All-Russian program challenges, surprises
By George H. Pro
From the Seattle Times - Tuesday, April 11, 2006
Sunday night the Seattle Chamber Players continued their tradition of presenting daring new chamber works to Seattle audiences, with an all-Russian program of keen interest.
Pavel Karmanov is a popular composer of Russian television and cinema, and the Chamber Players opened the program with the U.S. premier of his work "Get In!" The essentially bright tonal work began with a nice forward motion that had great promise but disappointed because it never went anywhere. The two main ideas stayed on one dynamic level, creating a static effect.

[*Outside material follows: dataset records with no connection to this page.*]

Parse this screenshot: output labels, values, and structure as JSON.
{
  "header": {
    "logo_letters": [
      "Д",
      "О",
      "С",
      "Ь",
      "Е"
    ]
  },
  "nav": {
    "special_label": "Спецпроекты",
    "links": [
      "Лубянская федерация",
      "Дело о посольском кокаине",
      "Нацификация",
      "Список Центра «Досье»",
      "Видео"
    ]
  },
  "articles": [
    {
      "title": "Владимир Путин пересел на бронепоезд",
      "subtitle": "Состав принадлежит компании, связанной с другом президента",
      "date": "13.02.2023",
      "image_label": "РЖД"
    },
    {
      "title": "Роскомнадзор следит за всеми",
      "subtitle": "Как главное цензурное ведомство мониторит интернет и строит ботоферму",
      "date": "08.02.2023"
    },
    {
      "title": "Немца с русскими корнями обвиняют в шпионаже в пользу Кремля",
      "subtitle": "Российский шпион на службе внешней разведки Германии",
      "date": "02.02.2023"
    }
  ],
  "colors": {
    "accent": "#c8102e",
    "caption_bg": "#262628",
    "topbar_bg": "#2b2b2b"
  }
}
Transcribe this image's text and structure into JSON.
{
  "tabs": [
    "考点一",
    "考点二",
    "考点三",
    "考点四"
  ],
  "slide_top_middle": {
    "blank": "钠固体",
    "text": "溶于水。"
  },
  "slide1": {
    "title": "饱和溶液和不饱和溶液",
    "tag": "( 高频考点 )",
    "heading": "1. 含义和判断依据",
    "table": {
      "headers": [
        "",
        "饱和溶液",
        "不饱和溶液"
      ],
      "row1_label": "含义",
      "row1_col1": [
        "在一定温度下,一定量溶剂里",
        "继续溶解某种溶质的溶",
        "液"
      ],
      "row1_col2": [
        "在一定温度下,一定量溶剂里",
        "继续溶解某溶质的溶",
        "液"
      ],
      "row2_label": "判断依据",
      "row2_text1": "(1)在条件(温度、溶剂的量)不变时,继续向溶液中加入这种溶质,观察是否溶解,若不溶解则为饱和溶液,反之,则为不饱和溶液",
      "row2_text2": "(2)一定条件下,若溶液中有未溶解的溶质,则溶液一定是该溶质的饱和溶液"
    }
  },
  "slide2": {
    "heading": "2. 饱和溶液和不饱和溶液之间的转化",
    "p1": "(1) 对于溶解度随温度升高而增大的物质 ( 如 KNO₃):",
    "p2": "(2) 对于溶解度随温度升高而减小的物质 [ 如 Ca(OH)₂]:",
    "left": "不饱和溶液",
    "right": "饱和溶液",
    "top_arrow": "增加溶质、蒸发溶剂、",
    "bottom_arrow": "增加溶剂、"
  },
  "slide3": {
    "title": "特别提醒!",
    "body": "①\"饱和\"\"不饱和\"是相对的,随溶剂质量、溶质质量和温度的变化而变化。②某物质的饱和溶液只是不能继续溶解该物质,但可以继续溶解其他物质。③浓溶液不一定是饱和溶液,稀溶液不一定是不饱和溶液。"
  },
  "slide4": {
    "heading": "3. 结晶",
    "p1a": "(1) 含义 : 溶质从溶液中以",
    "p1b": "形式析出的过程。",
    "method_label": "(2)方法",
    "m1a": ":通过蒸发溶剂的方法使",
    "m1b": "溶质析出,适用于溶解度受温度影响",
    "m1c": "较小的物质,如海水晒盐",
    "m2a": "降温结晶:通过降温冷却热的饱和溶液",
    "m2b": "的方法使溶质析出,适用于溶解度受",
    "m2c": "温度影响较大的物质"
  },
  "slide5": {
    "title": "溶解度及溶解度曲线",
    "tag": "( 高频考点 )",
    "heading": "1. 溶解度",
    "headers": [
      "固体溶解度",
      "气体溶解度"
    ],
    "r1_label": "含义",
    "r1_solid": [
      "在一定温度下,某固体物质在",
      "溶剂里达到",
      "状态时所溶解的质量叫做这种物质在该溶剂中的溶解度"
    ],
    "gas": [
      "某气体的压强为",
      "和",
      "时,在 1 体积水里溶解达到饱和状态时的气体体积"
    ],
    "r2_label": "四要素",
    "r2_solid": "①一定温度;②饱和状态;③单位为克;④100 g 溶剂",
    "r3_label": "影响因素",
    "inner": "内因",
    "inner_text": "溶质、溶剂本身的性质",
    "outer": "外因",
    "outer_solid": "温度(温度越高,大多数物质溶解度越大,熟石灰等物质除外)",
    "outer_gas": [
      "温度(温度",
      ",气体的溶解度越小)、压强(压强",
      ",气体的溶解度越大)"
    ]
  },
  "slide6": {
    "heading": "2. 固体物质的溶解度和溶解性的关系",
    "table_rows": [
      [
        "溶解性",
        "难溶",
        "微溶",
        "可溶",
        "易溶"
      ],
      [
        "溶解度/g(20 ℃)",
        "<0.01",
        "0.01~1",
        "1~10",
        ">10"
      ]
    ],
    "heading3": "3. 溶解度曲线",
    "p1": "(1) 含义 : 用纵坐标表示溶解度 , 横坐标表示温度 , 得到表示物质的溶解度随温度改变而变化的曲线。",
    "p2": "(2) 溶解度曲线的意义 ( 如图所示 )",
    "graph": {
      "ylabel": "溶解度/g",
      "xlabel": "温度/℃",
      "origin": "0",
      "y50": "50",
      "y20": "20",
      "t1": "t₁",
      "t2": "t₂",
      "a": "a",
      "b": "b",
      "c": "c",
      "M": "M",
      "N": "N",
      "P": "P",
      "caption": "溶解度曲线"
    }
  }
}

A complete contrast ensued with Sofia Gubaidulina's "Quartet for Four Flutes." A fragmented opening yielded to sustained atonal clusters that mostly remained in a high register, locking in a drone-like static tension. It was not an easy work to listen to because of its lack of structure and dynamics.
As the program progressed, the material became more accessible to my ear. Alissa Firsova's "Celebration" was written in memory of Shostakovich and contains skillful writing that make colorful excursions from tonal anchors. In this world-premiere performance, the playing was exemplary; in particular, the violin's expansive lines were striking. The clarinet occasionally sounded harsh, as if the tone were being pushed toward a high dynamic level.
The surprise of the evening came in the form of the Shostakovich-approved transcription of his 15th Symphony for piano trio with percussion and celesta (arranged by the pianist Victor Derevianko). Soloist Oleg Malov, who played a preconcert Shostakovich recital, was the capable piano soloist. The piano provided both thematic material and textural fullness, and when the other instruments joined in, I could almost imagine an orchestral timbre. But the character was unquestionably that of a chamber work, with Shostakovich's ingratiating rhythmic signature. All four players gave the work a stunning performance.
The group consists of Seattle Symphony musicians Laura DeLuca (clarinet), David Sabee (cello) and Mikhail Shmidt (violin). Paul Taub (flute) teaches at the Cornish School for the Arts. Elena Dubinets serves as artistic adviser.